"As luck would have it, my next-door neighbor and good friend, Larry O'Neal, offered to rebuild, balance, and blueprint the engine-one that would be befitting the GTX," Darrell says. Larry runs Larry's Performance Engines, also in Lakeland. Before Larry could cook up a 440 for the GTX, he gave Darrell a shopping list, which included: Edelbrock 6092 aluminum heads; a Torker single-plane aluminum intake; a Holley 850 double-pumper; a Comp 23-741-8 roller cam; solid lifters; Crane Gold race rockers; TRW L2355 pistons; and March Performance serpentine pulleys. Also on the list was a Milodon 7-quart oil pan with pickup; a true roller timing gearset; a Mopar Performance electronic ignition and aluminum water-pump housing; Dynomax headers with Stage 8 lockers; a Fluidamper balancer; and a K&N filter. All this was built around the factory rotating assembly.
"When Larry pulled those brand-spanking-new heads out of the box and commenced to porting and polishing, I thought I'd die," Darrell says. While Larry built the engine, Darrell and his 9-year-old daughter, Danielle, attempted their first transmission rebuild with a B&M TransKit in hand. "The instructions from B&M were clear and concise, so we had no difficulty rebuilding the 727," he says. "And needless to say, the engine turned out beautiful. With the engine on the stand and all the sub-assemblies restored, I waited anxiously for the bodywork."
Finally, Jeff needed a color code. "I wasn't really enthused about the factory [GG1] Dark Forest Green because I wanted the stripes to show well," Darrell says. "I did want to keep the spirit of the green and white factory colors somehow; the car just needed more pizzazz." For that, Darrell turned to his wife, Theresa, who picked out the Jalapeno Green Metallic. Black stripes and Pearl White interior from Legendary would complement the emerald color. Jeff painted the car with PPG basecoat/clearcoat and then wet-sanded and buffed it.

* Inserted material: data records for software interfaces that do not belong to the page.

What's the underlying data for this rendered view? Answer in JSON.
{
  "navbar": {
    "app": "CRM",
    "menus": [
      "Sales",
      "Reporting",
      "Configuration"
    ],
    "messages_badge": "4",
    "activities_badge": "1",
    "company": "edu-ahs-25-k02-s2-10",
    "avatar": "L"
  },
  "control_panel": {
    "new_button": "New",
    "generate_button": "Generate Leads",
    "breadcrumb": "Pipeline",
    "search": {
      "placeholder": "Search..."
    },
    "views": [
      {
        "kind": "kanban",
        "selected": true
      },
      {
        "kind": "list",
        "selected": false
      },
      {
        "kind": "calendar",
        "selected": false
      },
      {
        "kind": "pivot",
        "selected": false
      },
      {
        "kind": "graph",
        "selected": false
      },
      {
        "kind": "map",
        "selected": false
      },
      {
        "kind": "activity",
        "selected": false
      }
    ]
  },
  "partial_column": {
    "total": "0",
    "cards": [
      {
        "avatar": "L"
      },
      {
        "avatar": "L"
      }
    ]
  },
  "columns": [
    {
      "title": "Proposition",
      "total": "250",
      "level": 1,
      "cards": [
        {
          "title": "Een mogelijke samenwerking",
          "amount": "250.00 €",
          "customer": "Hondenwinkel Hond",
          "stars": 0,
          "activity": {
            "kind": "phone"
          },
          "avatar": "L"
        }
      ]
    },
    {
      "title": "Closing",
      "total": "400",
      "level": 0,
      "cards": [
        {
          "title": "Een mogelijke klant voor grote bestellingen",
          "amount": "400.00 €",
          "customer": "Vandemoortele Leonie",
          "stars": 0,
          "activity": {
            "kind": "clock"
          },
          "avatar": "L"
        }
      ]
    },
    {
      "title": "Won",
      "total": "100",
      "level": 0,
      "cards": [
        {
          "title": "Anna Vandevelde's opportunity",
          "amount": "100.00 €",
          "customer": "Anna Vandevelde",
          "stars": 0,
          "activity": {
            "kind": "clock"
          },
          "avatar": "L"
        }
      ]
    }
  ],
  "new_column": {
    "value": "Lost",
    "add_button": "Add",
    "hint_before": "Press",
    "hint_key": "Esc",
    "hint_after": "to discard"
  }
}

Soon, Darrell had the car back home and sitting on the chassis. After about four months of putting all the subassemblies back on the car, it was time to install the engine. In July 2001, with the help of Larry and Jeff, the 440 went into the engine bay. After everything was hooked up and the fluids were checked, it was time for the moment of truth.
With Larry working the throttle from the outside and Jeff standing by with a fire extinguisher, Darrell turned the key. The instant roar of the 440 was the sound of success. "After a little tweaking here and there, it was on to Step Two," Darrell says. "I put the gearshift into Reverse and held my breath. It worked, much to my amazement, and I backed out into the light of day with my prize."
Although the car has not yet been on the dyno, Larry estimates it is about a 500hp engine. After the glass was installed and the frontend aligned, the GTX was ready to hit the road. In November 2002, Darrell drove the car 120 miles up to Don Garlits' 15th Annual Mopars With Big Daddy show, and it won First Place in the Participants' Choice category. Now, after taking advantage of some great examples of GTX restoration, Darrell finally has a jewel of his own.